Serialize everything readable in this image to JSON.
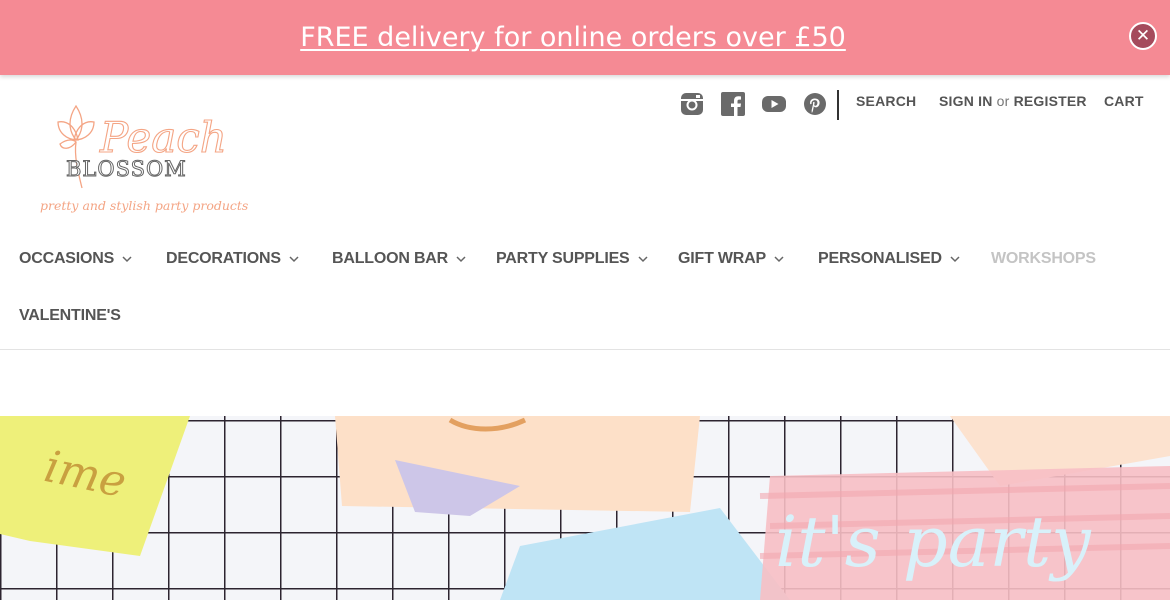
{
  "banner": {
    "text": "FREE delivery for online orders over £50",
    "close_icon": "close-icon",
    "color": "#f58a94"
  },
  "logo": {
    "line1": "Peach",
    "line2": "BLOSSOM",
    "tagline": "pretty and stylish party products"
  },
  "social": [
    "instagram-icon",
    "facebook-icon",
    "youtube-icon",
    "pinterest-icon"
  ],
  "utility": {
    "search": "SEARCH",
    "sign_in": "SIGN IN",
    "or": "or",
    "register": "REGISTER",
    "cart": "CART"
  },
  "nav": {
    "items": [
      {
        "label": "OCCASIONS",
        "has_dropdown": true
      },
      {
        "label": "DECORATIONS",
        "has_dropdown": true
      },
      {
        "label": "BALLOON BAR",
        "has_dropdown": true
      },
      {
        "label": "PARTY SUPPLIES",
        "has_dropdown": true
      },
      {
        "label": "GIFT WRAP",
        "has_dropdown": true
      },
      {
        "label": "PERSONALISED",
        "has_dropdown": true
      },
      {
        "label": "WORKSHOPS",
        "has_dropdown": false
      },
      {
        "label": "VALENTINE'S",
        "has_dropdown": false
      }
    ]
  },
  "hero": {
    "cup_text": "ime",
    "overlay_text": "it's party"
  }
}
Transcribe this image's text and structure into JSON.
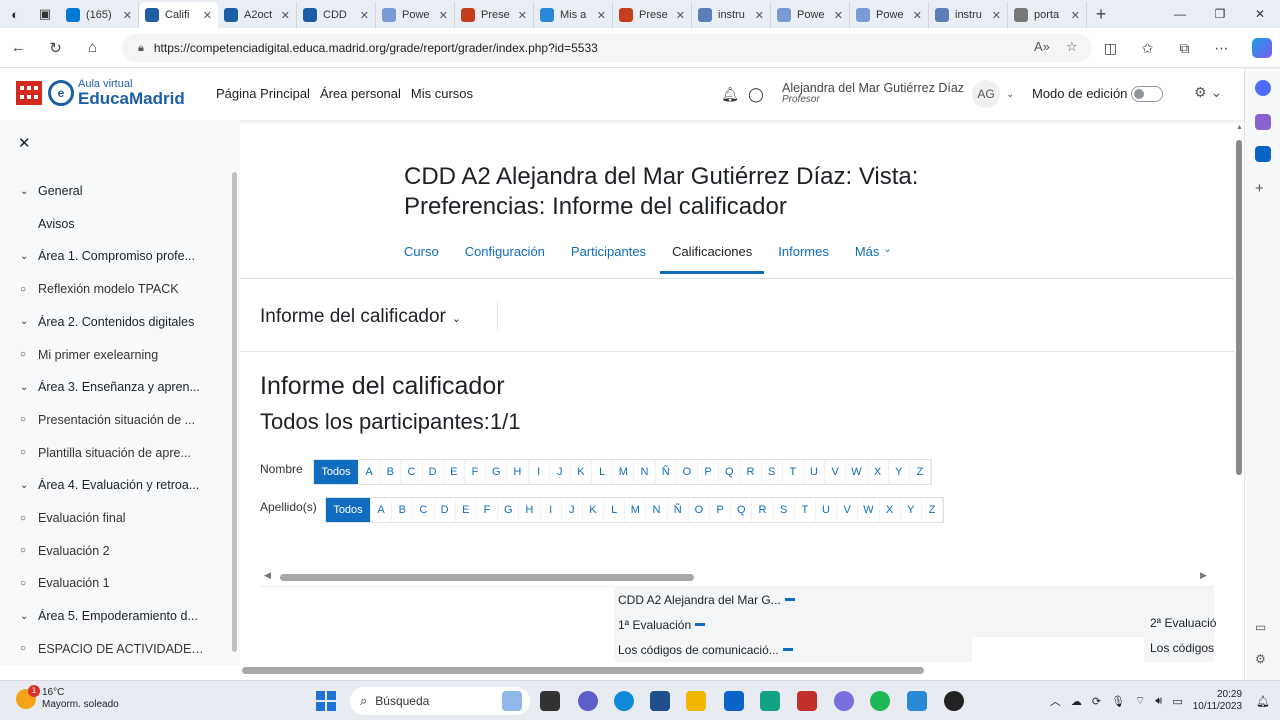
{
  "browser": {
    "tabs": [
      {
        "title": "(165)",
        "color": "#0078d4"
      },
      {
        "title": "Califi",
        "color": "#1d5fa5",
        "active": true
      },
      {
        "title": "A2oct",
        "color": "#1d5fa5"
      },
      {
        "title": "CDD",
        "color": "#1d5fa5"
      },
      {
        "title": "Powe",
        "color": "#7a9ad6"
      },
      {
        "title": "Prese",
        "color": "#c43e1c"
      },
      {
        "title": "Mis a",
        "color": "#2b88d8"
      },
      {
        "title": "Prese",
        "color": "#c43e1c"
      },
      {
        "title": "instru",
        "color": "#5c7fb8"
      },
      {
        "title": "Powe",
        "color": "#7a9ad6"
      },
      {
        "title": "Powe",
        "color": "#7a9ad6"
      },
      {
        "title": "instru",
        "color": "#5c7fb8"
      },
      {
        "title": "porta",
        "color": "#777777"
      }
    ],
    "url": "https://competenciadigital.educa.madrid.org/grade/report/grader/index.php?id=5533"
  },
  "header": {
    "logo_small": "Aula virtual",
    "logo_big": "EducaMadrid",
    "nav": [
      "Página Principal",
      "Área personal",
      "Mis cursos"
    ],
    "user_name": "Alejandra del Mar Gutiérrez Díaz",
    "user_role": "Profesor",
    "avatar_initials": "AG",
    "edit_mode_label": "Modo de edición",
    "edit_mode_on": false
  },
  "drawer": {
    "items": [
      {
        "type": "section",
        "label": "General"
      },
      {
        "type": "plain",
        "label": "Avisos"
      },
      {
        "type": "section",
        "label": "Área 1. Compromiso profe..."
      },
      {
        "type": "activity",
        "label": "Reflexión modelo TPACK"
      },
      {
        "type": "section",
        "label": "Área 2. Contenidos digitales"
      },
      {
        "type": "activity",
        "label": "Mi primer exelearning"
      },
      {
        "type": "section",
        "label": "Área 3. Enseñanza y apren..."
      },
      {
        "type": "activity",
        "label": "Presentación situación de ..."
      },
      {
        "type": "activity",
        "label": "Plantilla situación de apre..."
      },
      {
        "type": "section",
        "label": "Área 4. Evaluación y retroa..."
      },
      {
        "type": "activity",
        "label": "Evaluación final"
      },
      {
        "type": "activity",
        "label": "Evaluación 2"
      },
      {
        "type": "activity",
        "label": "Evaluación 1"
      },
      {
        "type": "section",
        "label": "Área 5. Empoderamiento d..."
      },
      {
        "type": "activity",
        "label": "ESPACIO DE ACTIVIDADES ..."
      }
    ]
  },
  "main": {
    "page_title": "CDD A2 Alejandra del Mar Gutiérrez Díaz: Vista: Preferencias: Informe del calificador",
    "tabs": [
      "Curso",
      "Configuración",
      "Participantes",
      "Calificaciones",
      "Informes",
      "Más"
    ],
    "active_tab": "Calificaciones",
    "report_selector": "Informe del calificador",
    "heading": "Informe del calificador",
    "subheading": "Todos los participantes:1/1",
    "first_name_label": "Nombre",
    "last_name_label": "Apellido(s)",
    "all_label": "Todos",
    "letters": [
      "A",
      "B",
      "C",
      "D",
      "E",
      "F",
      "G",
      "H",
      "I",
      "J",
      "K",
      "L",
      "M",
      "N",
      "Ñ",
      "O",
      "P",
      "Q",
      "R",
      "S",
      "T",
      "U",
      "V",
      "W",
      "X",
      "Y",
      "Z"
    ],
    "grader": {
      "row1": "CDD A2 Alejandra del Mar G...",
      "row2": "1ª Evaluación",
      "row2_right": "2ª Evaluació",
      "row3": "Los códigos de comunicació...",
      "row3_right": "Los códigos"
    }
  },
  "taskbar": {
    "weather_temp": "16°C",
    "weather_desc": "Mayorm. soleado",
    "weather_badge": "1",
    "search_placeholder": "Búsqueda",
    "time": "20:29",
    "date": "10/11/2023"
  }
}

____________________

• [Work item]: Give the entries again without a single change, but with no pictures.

• [Task solution]:
Serialize everything readable in this image to JSON.
{
  "banner": {
    "text": "FREE delivery for online orders over £50",
    "close_icon": "close-icon",
    "color": "#f58a94"
  },
  "logo": {
    "line1": "Peach",
    "line2": "BLOSSOM",
    "tagline": "pretty and stylish party products"
  },
  "social": [
    "instagram-icon",
    "facebook-icon",
    "youtube-icon",
    "pinterest-icon"
  ],
  "utility": {
    "search": "SEARCH",
    "sign_in": "SIGN IN",
    "or": "or",
    "register": "REGISTER",
    "cart": "CART"
  },
  "nav": {
    "items": [
      {
        "label": "OCCASIONS",
        "has_dropdown": true
      },
      {
        "label": "DECORATIONS",
        "has_dropdown": true
      },
      {
        "label": "BALLOON BAR",
        "has_dropdown": true
      },
      {
        "label": "PARTY SUPPLIES",
        "has_dropdown": true
      },
      {
        "label": "GIFT WRAP",
        "has_dropdown": true
      },
      {
        "label": "PERSONALISED",
        "has_dropdown": true
      },
      {
        "label": "WORKSHOPS",
        "has_dropdown": false
      },
      {
        "label": "VALENTINE'S",
        "has_dropdown": false
      }
    ]
  },
  "hero": {
    "cup_text": "ime",
    "overlay_text": "it's party"
  }
}
Transcribe this image's text and structure into JSON.
{
  "browser": {
    "tabs": [
      {
        "title": "(165)",
        "color": "#0078d4"
      },
      {
        "title": "Califi",
        "color": "#1d5fa5",
        "active": true
      },
      {
        "title": "A2oct",
        "color": "#1d5fa5"
      },
      {
        "title": "CDD",
        "color": "#1d5fa5"
      },
      {
        "title": "Powe",
        "color": "#7a9ad6"
      },
      {
        "title": "Prese",
        "color": "#c43e1c"
      },
      {
        "title": "Mis a",
        "color": "#2b88d8"
      },
      {
        "title": "Prese",
        "color": "#c43e1c"
      },
      {
        "title": "instru",
        "color": "#5c7fb8"
      },
      {
        "title": "Powe",
        "color": "#7a9ad6"
      },
      {
        "title": "Powe",
        "color": "#7a9ad6"
      },
      {
        "title": "instru",
        "color": "#5c7fb8"
      },
      {
        "title": "porta",
        "color": "#777777"
      }
    ],
    "url": "https://competenciadigital.educa.madrid.org/grade/report/grader/index.php?id=5533"
  },
  "header": {
    "logo_small": "Aula virtual",
    "logo_big": "EducaMadrid",
    "nav": [
      "Página Principal",
      "Área personal",
      "Mis cursos"
    ],
    "user_name": "Alejandra del Mar Gutiérrez Díaz",
    "user_role": "Profesor",
    "avatar_initials": "AG",
    "edit_mode_label": "Modo de edición",
    "edit_mode_on": false
  },
  "drawer": {
    "items": [
      {
        "type": "section",
        "label": "General"
      },
      {
        "type": "plain",
        "label": "Avisos"
      },
      {
        "type": "section",
        "label": "Área 1. Compromiso profe..."
      },
      {
        "type": "activity",
        "label": "Reflexión modelo TPACK"
      },
      {
        "type": "section",
        "label": "Área 2. Contenidos digitales"
      },
      {
        "type": "activity",
        "label": "Mi primer exelearning"
      },
      {
        "type": "section",
        "label": "Área 3. Enseñanza y apren..."
      },
      {
        "type": "activity",
        "label": "Presentación situación de ..."
      },
      {
        "type": "activity",
        "label": "Plantilla situación de apre..."
      },
      {
        "type": "section",
        "label": "Área 4. Evaluación y retroa..."
      },
      {
        "type": "activity",
        "label": "Evaluación final"
      },
      {
        "type": "activity",
        "label": "Evaluación 2"
      },
      {
        "type": "activity",
        "label": "Evaluación 1"
      },
      {
        "type": "section",
        "label": "Área 5. Empoderamiento d..."
      },
      {
        "type": "activity",
        "label": "ESPACIO DE ACTIVIDADES ..."
      }
    ]
  },
  "main": {
    "page_title": "CDD A2 Alejandra del Mar Gutiérrez Díaz: Vista: Preferencias: Informe del calificador",
    "tabs": [
      "Curso",
      "Configuración",
      "Participantes",
      "Calificaciones",
      "Informes",
      "Más"
    ],
    "active_tab": "Calificaciones",
    "report_selector": "Informe del calificador",
    "heading": "Informe del calificador",
    "subheading": "Todos los participantes:1/1",
    "first_name_label": "Nombre",
    "last_name_label": "Apellido(s)",
    "all_label": "Todos",
    "letters": [
      "A",
      "B",
      "C",
      "D",
      "E",
      "F",
      "G",
      "H",
      "I",
      "J",
      "K",
      "L",
      "M",
      "N",
      "Ñ",
      "O",
      "P",
      "Q",
      "R",
      "S",
      "T",
      "U",
      "V",
      "W",
      "X",
      "Y",
      "Z"
    ],
    "grader": {
      "row1": "CDD A2 Alejandra del Mar G...",
      "row2": "1ª Evaluación",
      "row2_right": "2ª Evaluació",
      "row3": "Los códigos de comunicació...",
      "row3_right": "Los códigos"
    }
  },
  "taskbar": {
    "weather_temp": "16°C",
    "weather_desc": "Mayorm. soleado",
    "weather_badge": "1",
    "search_placeholder": "Búsqueda",
    "time": "20:29",
    "date": "10/11/2023"
  }
}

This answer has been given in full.